A fun day out for all the family

As well as a weekend of top class Eventing, a whole host of other entertainment will be taking place for all to enjoy. 

Take a look at the amazing attractions we have for 2019! 

Shetland Pony Grand National

The ponies may only be 40 inches high and the silk-clad jockeys no more than 13 years old, but the competition is just as fierce as at Aintree. The racing is fast and furious, and the louder the audience, the faster the ponies go so pick your favourite and cheer them home. The winner will qualify for the final at the famous Olympia International Show Jumping Championships in December, so you may well be watching a star of the future!

Ye Olde Redtail Falconry Display

Ye Olde Redtail Falconry Display team have been giving professional falconry displays for over thirty years and we are excited to welcome them back to The Festival in 2019.

Dressage to Music display

Led by Desi Dillingham MBE, this impressive display will show ponies and horses of all levels performing a range of different movements. The finale will be a complete Dressage to Music display at the very top level – the Grand Prix. British Dressage membership is booming and this great surge in growth across all ages will be plain for all to see as some of the top performers in their age groups entertain The Festival visitors.

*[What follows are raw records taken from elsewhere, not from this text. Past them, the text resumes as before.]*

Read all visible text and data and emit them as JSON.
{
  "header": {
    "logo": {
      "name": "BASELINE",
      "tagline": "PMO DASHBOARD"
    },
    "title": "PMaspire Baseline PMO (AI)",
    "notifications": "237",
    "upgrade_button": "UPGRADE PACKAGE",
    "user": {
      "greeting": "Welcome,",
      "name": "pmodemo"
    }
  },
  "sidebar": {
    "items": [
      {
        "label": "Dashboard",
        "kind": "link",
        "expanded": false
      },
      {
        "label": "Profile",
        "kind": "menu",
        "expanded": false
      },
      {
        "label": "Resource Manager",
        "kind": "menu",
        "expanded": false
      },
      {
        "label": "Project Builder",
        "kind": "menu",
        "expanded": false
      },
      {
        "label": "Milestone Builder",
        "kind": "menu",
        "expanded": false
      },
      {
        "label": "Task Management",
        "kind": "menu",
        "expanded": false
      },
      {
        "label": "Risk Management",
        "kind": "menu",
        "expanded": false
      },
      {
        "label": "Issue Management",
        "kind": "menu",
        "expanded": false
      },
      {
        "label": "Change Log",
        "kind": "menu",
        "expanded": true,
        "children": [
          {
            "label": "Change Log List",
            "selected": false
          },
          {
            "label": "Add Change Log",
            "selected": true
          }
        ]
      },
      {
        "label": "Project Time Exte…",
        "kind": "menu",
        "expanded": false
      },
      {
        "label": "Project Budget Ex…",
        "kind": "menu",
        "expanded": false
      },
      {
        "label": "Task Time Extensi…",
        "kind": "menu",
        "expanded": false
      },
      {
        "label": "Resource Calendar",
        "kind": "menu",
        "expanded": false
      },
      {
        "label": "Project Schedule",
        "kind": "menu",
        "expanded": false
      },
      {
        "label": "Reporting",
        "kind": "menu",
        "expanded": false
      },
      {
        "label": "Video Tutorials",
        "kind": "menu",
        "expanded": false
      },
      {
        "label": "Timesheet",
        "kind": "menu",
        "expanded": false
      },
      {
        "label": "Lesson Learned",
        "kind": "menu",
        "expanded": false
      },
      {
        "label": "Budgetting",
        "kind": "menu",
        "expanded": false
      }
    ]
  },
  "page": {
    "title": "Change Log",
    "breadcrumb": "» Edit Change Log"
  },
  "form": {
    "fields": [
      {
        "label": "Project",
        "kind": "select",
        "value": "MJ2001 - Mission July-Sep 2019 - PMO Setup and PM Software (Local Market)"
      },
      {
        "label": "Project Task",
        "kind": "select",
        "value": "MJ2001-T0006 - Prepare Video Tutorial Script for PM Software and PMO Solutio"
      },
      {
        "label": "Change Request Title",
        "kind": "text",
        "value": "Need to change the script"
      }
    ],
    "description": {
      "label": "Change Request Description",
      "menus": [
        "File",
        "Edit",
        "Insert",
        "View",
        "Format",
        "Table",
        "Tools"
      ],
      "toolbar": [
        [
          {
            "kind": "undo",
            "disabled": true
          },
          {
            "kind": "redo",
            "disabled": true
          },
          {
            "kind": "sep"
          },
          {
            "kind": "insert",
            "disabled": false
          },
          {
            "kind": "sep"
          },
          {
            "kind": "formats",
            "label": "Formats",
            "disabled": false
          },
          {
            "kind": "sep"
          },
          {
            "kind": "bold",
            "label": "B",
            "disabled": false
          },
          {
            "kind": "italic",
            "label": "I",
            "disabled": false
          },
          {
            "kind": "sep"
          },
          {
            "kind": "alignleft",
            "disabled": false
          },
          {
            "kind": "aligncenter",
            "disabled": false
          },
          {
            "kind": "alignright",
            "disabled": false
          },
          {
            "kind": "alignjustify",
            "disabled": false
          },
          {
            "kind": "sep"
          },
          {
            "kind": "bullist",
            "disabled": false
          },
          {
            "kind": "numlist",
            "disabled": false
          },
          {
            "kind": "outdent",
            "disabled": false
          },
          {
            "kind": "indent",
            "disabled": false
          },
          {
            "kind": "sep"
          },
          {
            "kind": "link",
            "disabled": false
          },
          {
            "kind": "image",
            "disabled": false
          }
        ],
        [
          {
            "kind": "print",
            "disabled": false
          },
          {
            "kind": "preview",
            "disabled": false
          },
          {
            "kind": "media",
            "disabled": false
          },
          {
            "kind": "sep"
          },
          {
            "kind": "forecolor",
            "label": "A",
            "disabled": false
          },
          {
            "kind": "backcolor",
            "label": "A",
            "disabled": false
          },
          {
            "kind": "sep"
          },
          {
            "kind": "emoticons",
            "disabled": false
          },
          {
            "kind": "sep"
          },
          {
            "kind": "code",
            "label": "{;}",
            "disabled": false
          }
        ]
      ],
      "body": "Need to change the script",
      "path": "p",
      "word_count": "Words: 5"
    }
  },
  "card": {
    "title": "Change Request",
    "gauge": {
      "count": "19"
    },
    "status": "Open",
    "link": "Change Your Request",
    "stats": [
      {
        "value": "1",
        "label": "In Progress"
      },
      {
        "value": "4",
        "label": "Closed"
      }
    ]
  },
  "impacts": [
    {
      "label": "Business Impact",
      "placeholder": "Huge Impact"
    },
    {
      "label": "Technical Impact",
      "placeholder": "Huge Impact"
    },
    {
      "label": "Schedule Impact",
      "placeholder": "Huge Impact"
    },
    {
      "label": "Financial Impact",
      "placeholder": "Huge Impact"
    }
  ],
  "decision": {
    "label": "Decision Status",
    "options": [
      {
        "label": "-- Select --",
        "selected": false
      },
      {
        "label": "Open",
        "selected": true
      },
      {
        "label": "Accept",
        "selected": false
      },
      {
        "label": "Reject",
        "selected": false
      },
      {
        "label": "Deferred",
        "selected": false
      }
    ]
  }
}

Who knows... a few might take over the world stage in the not too distant future.

Pony Club Mounted Games

The Pony Club Mounted Games demonstration is an exciting and exhilarating display on horseback. With teams racing against each other, teamwork, speed, accuracy and horsemanship are key. Races involve a mixture of fast turns, intricate hand overs, equipment pick ups and put downs, and vaulting on and off the ponies - all as fast as possible.

The Royal Agricultural University Beagles

The RAU Beagles were formed in 1890 and hunt the country within approximately a ten mile radius of Cirencester. They are only able to continue due to the goodwill of farmers and surrounding packs of foxhounds. They are hunted by students at the College who are supported by a professional in kennels. Between them they look after around 30 couple of hounds. The Hounds are fed entirely on the fallen stock from the surrounding farms, which is considered a valuable service by the farmers and goes to show how important hunting remains to the rural economy.

The Duke of Beaufort’s Hounds

The Hounds are kennelled at Badminton and are out four days a week from November to March - even more during Autumn hunting later in August. Under the Mastership of the Duke of Beaufort and Captain Ian Farquhar, hunted by Mr Matthew Ramsden, they are a popular and traditional part of the countryside and perform a vital service for farmers.